Can you sue if a police dog bites you? We look at the law relating to liability for police dog bites
Can you sue if a police dog bites you? Find out where you stand by calling our free legal helpline for a case assessment.
If you suffer a bite from a police dog there are two potential allegations that can be made. You can allege a breach of the 1971 Animals Act and you can allege that the police have been negligent.
To determine whether you can sue if a police dog bites you we would recommend that you speak to one of our specialist lawyers. We operate a free legal helpline so you can call us for initial guidance on making a claim and find out if no win, no fee funding is available.
It is important that any claim against the police is prepared properly and that the solicitor dealing with it understands the complexities of the law involved. As specialist dog bite lawyers who deal with such cases on a daily basis, we know exactly what to do and how to go about getting you the best result.
Over the last three years almost £800,000 has been paid in compensation to people bitten by police dogs. Greater Manchester Police paid out more then £180,000 while the Met Police are next on the list, paying out £95,000. West Midlands police were responsible for the highest number of dog bites. The people who have been bitten by police dogs include those suspected of committing a criminal offence, police staff and innocent members of the public
The police can defeat a compensation claim if they can show that the person bitten “voluntarily accepted the risk of damage” by failing to stop when commanded to do so.
Alleging that the police have been negligent means looking at whether or not there is something the police should have done (or have failed to do) to prevent the dog attacking. It also involves proving that they should have been aware that such an incident was likely, or “foreseeable”.
Proving negligence involves looking at the training records of the dog and its handler and searching for evidence of any previous incidents or similar attacks. If the records show that the dog had a history of difficulty obeying commands then it could be argued that an incident was likely; not just that the police dog would attack and cause injury (which is central to their role as a police dog) but more importantly it would overreact or fail to respond when placed in a “chase and detain” situation.
The police officer may have been negligent by choosing to release the dog at the wrong time or by failing to shout a warning before doing so. The officer owes a duty of care to those who he is going to set the dog on and this is breached if he fails to follow correct procedure and if he releases a dog over which he has little or no control and which could cause a foreseeable injury.

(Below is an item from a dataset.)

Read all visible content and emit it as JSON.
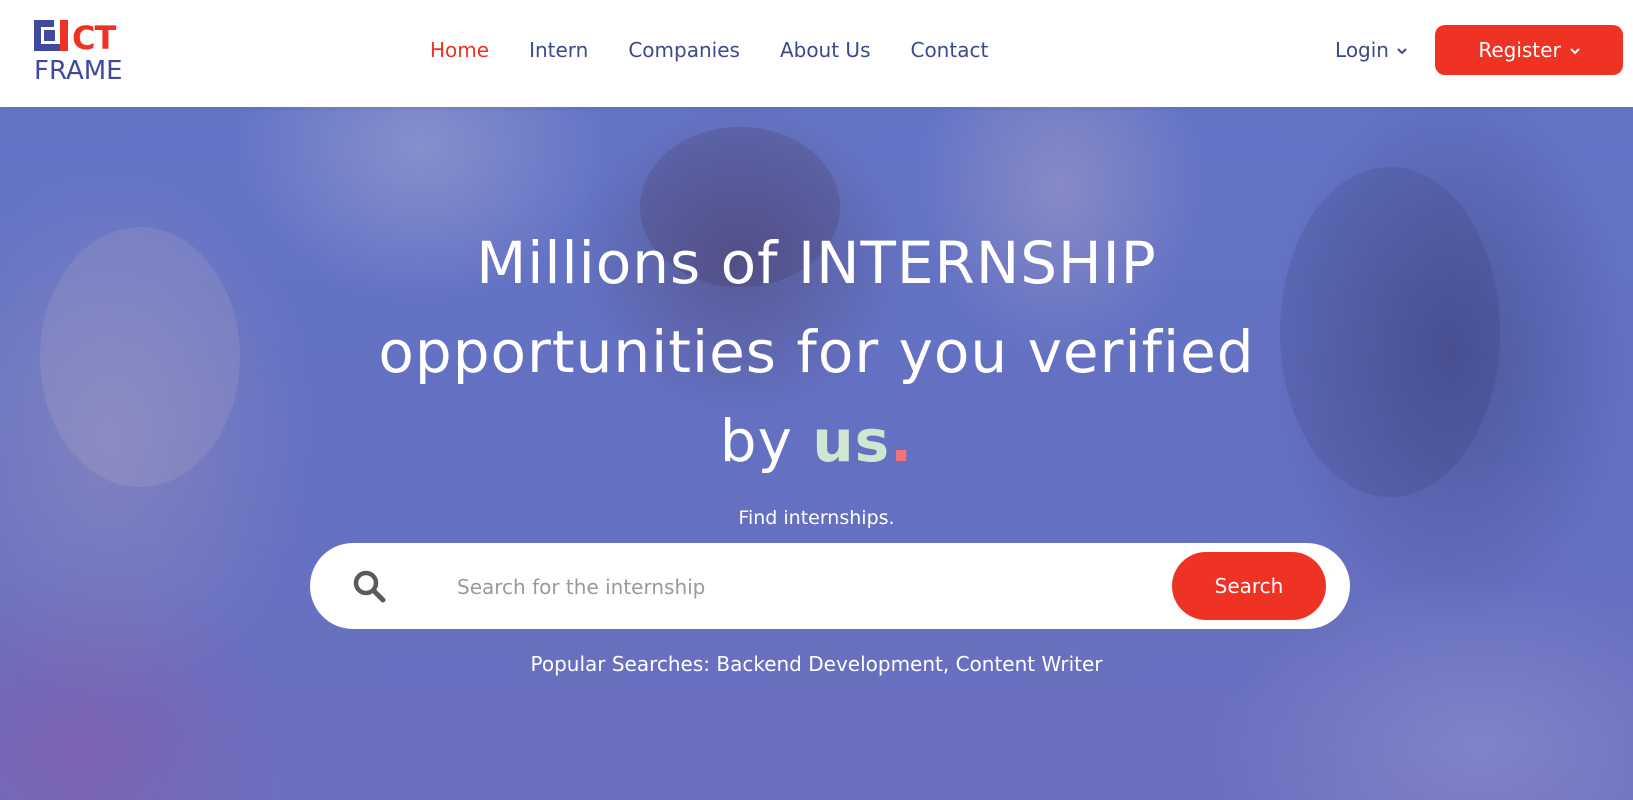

In certain circumstances there may be third option. You may be able to make a claim against the police for assault if it can be shown they have acted in a way which they knew to be unjustifiable and intended to cause harm; or at least acted without caring whether they caused harm or not. The police could counter argue that they were only using reasonable force in the prevention of crime or to lawfully arrest a suspect. It is often a question of whether or not they used “reasonable force” which is the key factor.